    Laws that make it more expensive and more difficult to hire people. Just as inflation gets well into double figures. The usual great planning.

  2. That lady says:

    …paid Paternal leave…?

    • Cathy says:


      • Toodle-oo says:

        I’m sure all those baby deddies who vanished as soon as they heard their GF was pregnant will be ecstatic.

  3. International bizness says:

    These changes are just for show
    Like anywhere else, if government wants to improve employment situation further it will come down to investing in education and training
    Trying to put limits on who business can hire is self defeating – there is already a big barrier to recruiting expats (uproot your family and move to an island in the Atlantic) and it’s not done lightly.

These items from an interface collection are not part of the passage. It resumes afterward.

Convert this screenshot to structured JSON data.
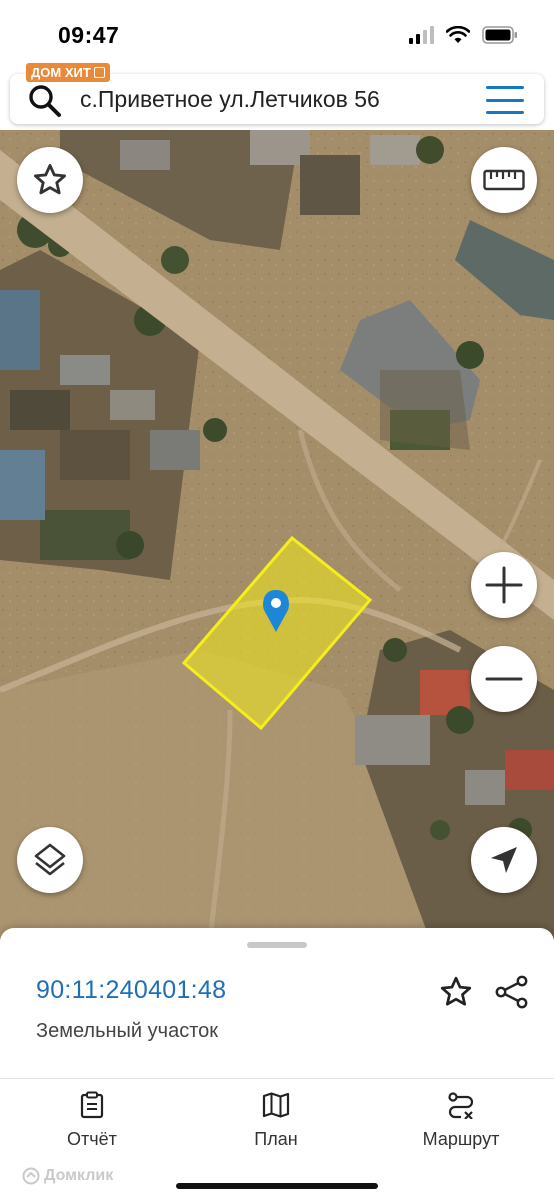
{
  "status_bar": {
    "time": "09:47"
  },
  "header": {
    "brand_badge": "ДОМ ХИТ",
    "search_value": "с.Приветное ул.Летчиков 56"
  },
  "map": {
    "controls": [
      "favorite-location",
      "ruler",
      "zoom-in",
      "zoom-out",
      "layers",
      "my-location"
    ],
    "plot_color": "#f2ea1a",
    "pin_color": "#1e86d6"
  },
  "sheet": {
    "cadastral_number": "90:11:240401:48",
    "object_type": "Земельный участок"
  },
  "tabs": [
    {
      "label": "Отчёт",
      "icon": "report-clipboard-icon"
    },
    {
      "label": "План",
      "icon": "map-plan-icon"
    },
    {
      "label": "Маршрут",
      "icon": "route-icon"
    }
  ],
  "watermark": "Домклик",
  "colors": {
    "accent": "#1e6fb8",
    "menu": "#1877c4",
    "badge": "#e98a3a"
  }
}
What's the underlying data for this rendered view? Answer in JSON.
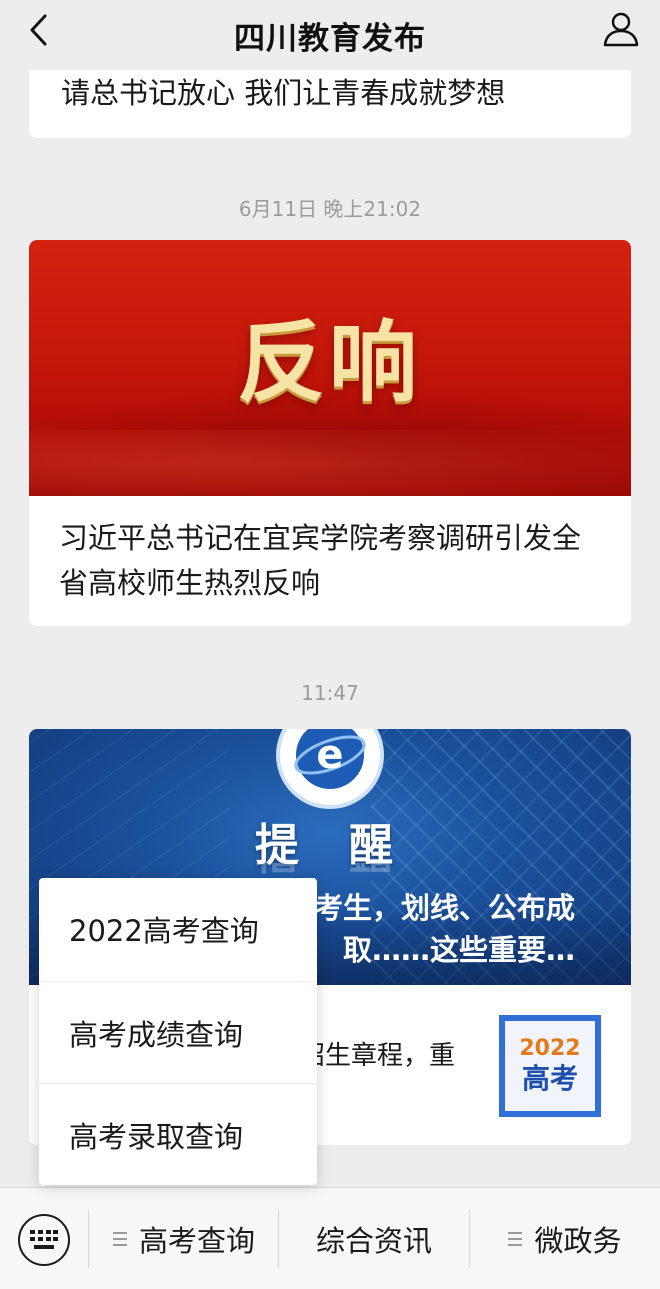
{
  "header": {
    "title": "四川教育发布",
    "back_icon": "chevron-left-icon",
    "profile_icon": "person-icon"
  },
  "feed": {
    "prev_article_title": "请总书记放心 我们让青春成就梦想",
    "timestamp_1": "6月11日 晚上21:02",
    "article_1": {
      "banner_text": "反响",
      "title": "习近平总书记在宜宾学院考察调研引发全省高校师生热烈反响"
    },
    "timestamp_2": "11:47",
    "article_2": {
      "banner_logo": "e",
      "banner_heading": "提醒",
      "banner_subtitle": "考生，划线、公布成 取……这些重要…",
      "banner_sub_line1": "考生，划线、公布成",
      "banner_sub_line2": "取……这些重要…",
      "sub_item_text": "招生章程，重",
      "thumb_year": "2022",
      "thumb_label": "高考"
    }
  },
  "popup_menu": {
    "items": [
      "2022高考查询",
      "高考成绩查询",
      "高考录取查询"
    ]
  },
  "bottom_menu": {
    "keyboard_icon": "keyboard-icon",
    "items": [
      "高考查询",
      "综合资讯",
      "微政务"
    ]
  },
  "colors": {
    "background": "#ededed",
    "banner_red": "#c5170b",
    "banner_gold_text": "#f8e3a6",
    "banner_blue": "#1a4f9a"
  }
}
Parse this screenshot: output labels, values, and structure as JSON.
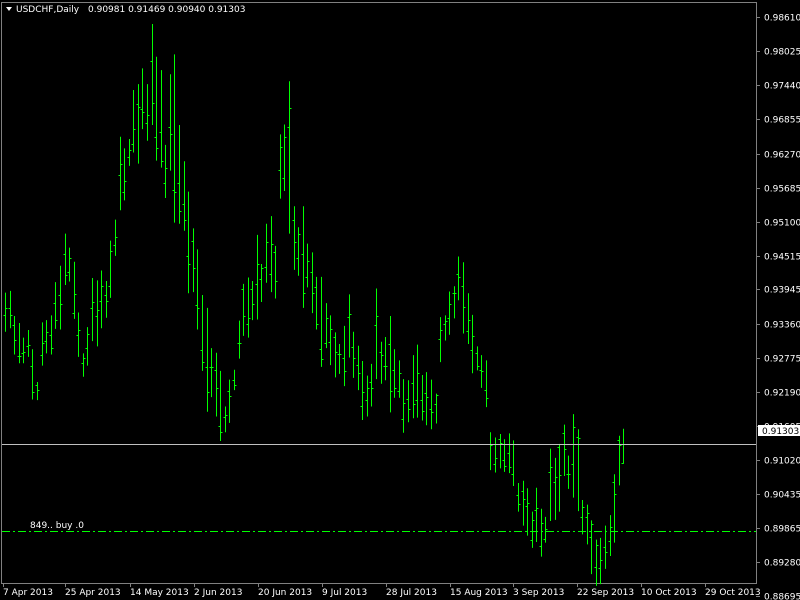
{
  "header": {
    "symbol_timeframe": "USDCHF,Daily",
    "ohlc": "0.90981 0.91469 0.90940 0.91303"
  },
  "colors": {
    "background": "#000000",
    "bars": "#00ff00",
    "grid": "#808080",
    "bid_line": "#c0c0c0",
    "order_line": "#00ff00"
  },
  "bid": {
    "label": "0.91303",
    "value": 0.91303
  },
  "order": {
    "label": "849..  buy  .0",
    "price": 0.8949
  },
  "chart_data": {
    "type": "ohlc",
    "title": "USDCHF,Daily",
    "ylim": [
      0.8867,
      0.9885
    ],
    "y_ticks": [
      "0.98610",
      "0.98025",
      "0.97440",
      "0.96855",
      "0.96270",
      "0.95685",
      "0.95100",
      "0.94515",
      "0.93945",
      "0.93360",
      "0.92775",
      "0.92190",
      "0.91605",
      "0.91020",
      "0.90435",
      "0.89865",
      "0.89280",
      "0.88695"
    ],
    "x_ticks": [
      "7 Apr 2013",
      "25 Apr 2013",
      "14 May 2013",
      "2 Jun 2013",
      "20 Jun 2013",
      "9 Jul 2013",
      "28 Jul 2013",
      "15 Aug 2013",
      "3 Sep 2013",
      "22 Sep 2013",
      "10 Oct 2013",
      "29 Oct 2013"
    ],
    "bars_high": [
      0.9389,
      0.9392,
      0.9349,
      0.9337,
      0.9312,
      0.9325,
      0.9292,
      0.9236,
      0.9338,
      0.9342,
      0.935,
      0.9407,
      0.9435,
      0.949,
      0.9466,
      0.9442,
      0.9355,
      0.9285,
      0.933,
      0.9414,
      0.941,
      0.9427,
      0.9409,
      0.9478,
      0.9514,
      0.9656,
      0.9636,
      0.9652,
      0.9736,
      0.9746,
      0.9773,
      0.9746,
      0.9849,
      0.9793,
      0.977,
      0.9642,
      0.9763,
      0.9797,
      0.9676,
      0.9614,
      0.9562,
      0.9499,
      0.9463,
      0.9385,
      0.9363,
      0.9294,
      0.9286,
      0.9255,
      0.9194,
      0.924,
      0.9257,
      0.9341,
      0.9404,
      0.9415,
      0.9409,
      0.9488,
      0.9438,
      0.9507,
      0.952,
      0.9469,
      0.966,
      0.9677,
      0.9751,
      0.9537,
      0.9501,
      0.9537,
      0.9473,
      0.9458,
      0.9416,
      0.9416,
      0.9371,
      0.935,
      0.9321,
      0.9301,
      0.9332,
      0.9386,
      0.9322,
      0.9298,
      0.9272,
      0.9247,
      0.9267,
      0.9396,
      0.9305,
      0.9313,
      0.9349,
      0.9292,
      0.9273,
      0.9241,
      0.9239,
      0.9282,
      0.93,
      0.9248,
      0.9253,
      0.924,
      0.9216,
      0.9347,
      0.935,
      0.9391,
      0.94,
      0.9451,
      0.9441,
      0.9388,
      0.9351,
      0.9297,
      0.9282,
      0.9273,
      0.915,
      0.9141,
      0.9147,
      0.9138,
      0.9148,
      0.9136,
      0.9063,
      0.9067,
      0.9054,
      0.9014,
      0.9055,
      0.9019,
      0.9005,
      0.9122,
      0.9106,
      0.913,
      0.9163,
      0.911,
      0.9181,
      0.9155,
      0.9034,
      0.9026,
      0.8999,
      0.8966,
      0.8969,
      0.899,
      0.9008,
      0.9078,
      0.9144,
      0.9156
    ],
    "bars_low": [
      0.9322,
      0.9328,
      0.9283,
      0.9268,
      0.9268,
      0.9279,
      0.9206,
      0.9205,
      0.9264,
      0.9285,
      0.9283,
      0.9327,
      0.9326,
      0.9402,
      0.9408,
      0.9344,
      0.9279,
      0.9245,
      0.9264,
      0.9306,
      0.9297,
      0.9328,
      0.9346,
      0.938,
      0.9452,
      0.953,
      0.9547,
      0.9606,
      0.9629,
      0.961,
      0.9669,
      0.9649,
      0.9676,
      0.9615,
      0.9603,
      0.9551,
      0.9598,
      0.9509,
      0.9507,
      0.9495,
      0.9388,
      0.939,
      0.9326,
      0.9255,
      0.9185,
      0.921,
      0.9177,
      0.9135,
      0.915,
      0.9166,
      0.9222,
      0.9276,
      0.9315,
      0.9312,
      0.9342,
      0.9343,
      0.9373,
      0.9406,
      0.939,
      0.9379,
      0.955,
      0.9563,
      0.949,
      0.9428,
      0.9418,
      0.9363,
      0.9398,
      0.9354,
      0.9326,
      0.9262,
      0.9294,
      0.9265,
      0.9244,
      0.925,
      0.9229,
      0.9278,
      0.9243,
      0.9222,
      0.9171,
      0.9177,
      0.9194,
      0.9241,
      0.9233,
      0.9239,
      0.9184,
      0.9209,
      0.9209,
      0.9149,
      0.9167,
      0.9174,
      0.9175,
      0.917,
      0.9162,
      0.9155,
      0.9165,
      0.927,
      0.9307,
      0.9317,
      0.9345,
      0.9376,
      0.9319,
      0.9301,
      0.9251,
      0.9256,
      0.9226,
      0.9193,
      0.9085,
      0.9081,
      0.9088,
      0.9082,
      0.908,
      0.9058,
      0.9014,
      0.899,
      0.8973,
      0.8952,
      0.8962,
      0.8937,
      0.8961,
      0.8998,
      0.9,
      0.9014,
      0.9075,
      0.9053,
      0.9038,
      0.9015,
      0.8975,
      0.8958,
      0.8907,
      0.8887,
      0.889,
      0.8916,
      0.8938,
      0.8961,
      0.9059,
      0.9096
    ],
    "bars_open": [
      0.935,
      0.9363,
      0.9333,
      0.9281,
      0.9285,
      0.9298,
      0.9264,
      0.9231,
      0.9283,
      0.9306,
      0.9316,
      0.9372,
      0.9385,
      0.9456,
      0.9424,
      0.9355,
      0.9317,
      0.9268,
      0.9294,
      0.9363,
      0.9349,
      0.9375,
      0.9385,
      0.94,
      0.9471,
      0.9591,
      0.9562,
      0.9621,
      0.9643,
      0.9712,
      0.9703,
      0.968,
      0.9786,
      0.9655,
      0.9664,
      0.9577,
      0.9672,
      0.9564,
      0.9577,
      0.954,
      0.9452,
      0.9478,
      0.9367,
      0.929,
      0.9261,
      0.9262,
      0.9257,
      0.9161,
      0.9176,
      0.9221,
      0.9239,
      0.9303,
      0.9395,
      0.9335,
      0.9395,
      0.9403,
      0.9412,
      0.9433,
      0.9421,
      0.9459,
      0.9599,
      0.9585,
      0.9672,
      0.9513,
      0.9449,
      0.9455,
      0.9416,
      0.9425,
      0.9398,
      0.9293,
      0.9303,
      0.9305,
      0.9313,
      0.9284,
      0.9277,
      0.9348,
      0.9296,
      0.9265,
      0.9195,
      0.9206,
      0.9236,
      0.9334,
      0.9287,
      0.9263,
      0.9301,
      0.9256,
      0.9221,
      0.9173,
      0.9207,
      0.9234,
      0.9205,
      0.9206,
      0.9217,
      0.9189,
      0.9199,
      0.931,
      0.9336,
      0.9346,
      0.9389,
      0.9421,
      0.94,
      0.9323,
      0.929,
      0.9286,
      0.9256,
      0.9222,
      0.9129,
      0.9096,
      0.9139,
      0.9102,
      0.9114,
      0.9079,
      0.9043,
      0.9049,
      0.9023,
      0.8966,
      0.9016,
      0.8955,
      0.8968,
      0.9082,
      0.9065,
      0.9124,
      0.9148,
      0.9078,
      0.9095,
      0.9141,
      0.9005,
      0.9005,
      0.897,
      0.892,
      0.8917,
      0.8954,
      0.8963,
      0.9064,
      0.9137,
      0.9098
    ],
    "bars_close": [
      0.9362,
      0.935,
      0.9308,
      0.928,
      0.9288,
      0.9299,
      0.9219,
      0.9223,
      0.9302,
      0.9322,
      0.9294,
      0.9343,
      0.9369,
      0.942,
      0.9448,
      0.9386,
      0.9325,
      0.9277,
      0.9319,
      0.9373,
      0.9359,
      0.94,
      0.9375,
      0.946,
      0.9484,
      0.961,
      0.958,
      0.9634,
      0.9669,
      0.9707,
      0.9698,
      0.9693,
      0.9713,
      0.9637,
      0.9614,
      0.9603,
      0.966,
      0.9562,
      0.9528,
      0.9513,
      0.9438,
      0.9432,
      0.9362,
      0.927,
      0.9219,
      0.9262,
      0.9225,
      0.9151,
      0.9179,
      0.9212,
      0.9231,
      0.9302,
      0.9349,
      0.9346,
      0.9369,
      0.9438,
      0.9431,
      0.9475,
      0.9473,
      0.9409,
      0.9638,
      0.9655,
      0.9706,
      0.9476,
      0.949,
      0.9389,
      0.9444,
      0.9389,
      0.9335,
      0.9276,
      0.9345,
      0.9326,
      0.9287,
      0.9284,
      0.9255,
      0.9353,
      0.9277,
      0.9251,
      0.9219,
      0.9226,
      0.9226,
      0.9349,
      0.9282,
      0.9264,
      0.922,
      0.9225,
      0.9252,
      0.92,
      0.919,
      0.9199,
      0.9252,
      0.9186,
      0.9211,
      0.9185,
      0.9213,
      0.9325,
      0.9341,
      0.937,
      0.9389,
      0.9416,
      0.9364,
      0.9342,
      0.9315,
      0.9263,
      0.9255,
      0.9209,
      0.9128,
      0.9106,
      0.9131,
      0.9092,
      0.909,
      0.913,
      0.9027,
      0.9035,
      0.9029,
      0.9,
      0.9021,
      0.8994,
      0.8985,
      0.909,
      0.9074,
      0.9076,
      0.9122,
      0.9078,
      0.9159,
      0.914,
      0.9022,
      0.9012,
      0.8993,
      0.8957,
      0.8932,
      0.8945,
      0.8987,
      0.9045,
      0.9128,
      0.913
    ]
  }
}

It comes at great cost and local talent is naturally the first place to look – hence to improve local employment prospects government should invest in local education and skills

    Also don’t forget, just like any visitor to the island, every new work permit is also a new long term consumer for local businesses

    • Cathy says:

      The Department of Labour & Training does precisely that! I don’t know all the details but I know for sure they support education and training for individuals in a variety of job categories where Bermudians are needed.